The Jewish Community Group of Wethersfield was formed in 1954. The group purchased the former Methodist Church on Main Street in 1960 and adopted the name Temple Beth Torah. The building was converted to become a synagogue and the new Temple’s Day of Dedication was celebrated on May 28, 1961. Work began in 1964 to give the Temple a new facade. The former church’s steeple was removed and a new entrance in the colonial revival style was added.
The Italianate villa-style house at 8 School Street, at the corner of Hazard Avenue in the Hazardville section of Enfield, was built in 1865 to serve as the home of the superintendent of the Hazard Powder Company. It is the largest house in the neighborhood.
The house at 591 Main Street in Cromwell was built on the site of an earlier house, purchased by Amos and William Savage from the estate of Joseph Ranney in 1756. Samuel Spencer (1744-1818) purchased half of the house and land in 1771 and the other half six years later. He may have incorporated the earlier residence into the new house he built c. 1777. After Spencer‘s death, the house passed to his daughter, who was married to Dr. Titus Morgan. Another daughter, Sarah “Sally” Spencer, married Joseph Morgan, Dr. Morgan‘s cousin, who was the grandfather of J. Pierpont Morgan. In 1873, the house became the first Cromwell residence of Russell Frisbie, who later bought the house on Main Street that is now home to the Cromwell Historical Society. It was probably Frisbie who added the Italianate decorative elents to the facade of the Spencer House, which originally had a gambrel roof.
The Martha J. Newell House is located at 89 High Street in Bristol.
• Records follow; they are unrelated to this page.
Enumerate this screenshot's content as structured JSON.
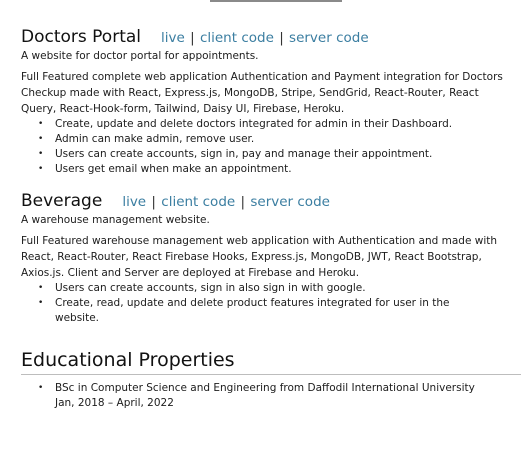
{
  "projects": [
    {
      "title": "Doctors Portal",
      "links": [
        "live",
        "client code",
        "server code"
      ],
      "separator": "|",
      "subtitle": "A website for doctor portal for appointments.",
      "description": "Full Featured complete web application Authentication and Payment integration for Doctors Checkup made with React, Express.js, MongoDB, Stripe, SendGrid, React-Router, React Query, React-Hook-form, Tailwind, Daisy UI, Firebase, Heroku.",
      "bullets": [
        "Create, update and delete doctors integrated for admin in their Dashboard.",
        "Admin can make admin, remove user.",
        "Users can create accounts, sign in, pay and manage their appointment.",
        "Users get email when make an appointment."
      ]
    },
    {
      "title": "Beverage",
      "links": [
        "live",
        "client code",
        "server code"
      ],
      "separator": "|",
      "subtitle": "A warehouse management website.",
      "description": "Full Featured warehouse management web application with Authentication and made with React, React-Router, React Firebase Hooks, Express.js, MongoDB, JWT, React Bootstrap, Axios.js. Client and Server are deployed at Firebase and Heroku.",
      "bullets": [
        "Users can create accounts, sign in also sign in with google.",
        "Create, read, update and delete product features integrated for user in the website."
      ]
    }
  ],
  "education": {
    "heading": "Educational Properties",
    "items": [
      "BSc in Computer Science and Engineering from Daffodil International University Jan, 2018 – April, 2022"
    ]
  },
  "bullet_glyph": "•",
  "colors": {
    "link": "#3b7ea1",
    "text": "#1c1c1c",
    "rule": "#bdbdbd"
  }
}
Built around 1870, it is an Italianate house that was once the residence of Martha Judd Brewster Newell (d. 1905). Mrs. Newell was a member of the Daughters of the American Revolution and the Women’s Board of Missions. She was the wife of Samuel Pomeroy Newell (1823-1888). According to The Brewster Genealogy, Vol. II (1908), compiled and edited by Emma C. Brewster Jones:
Samuel P. Newell was graduated from Yale Law School in 1848, and was a lawyer of extensive practice at Bristol. He served as U.S. internal revenue collector and was judge of Probate Court for the District of Bristol. His son-in-law, John J. Jennings, was his law partner.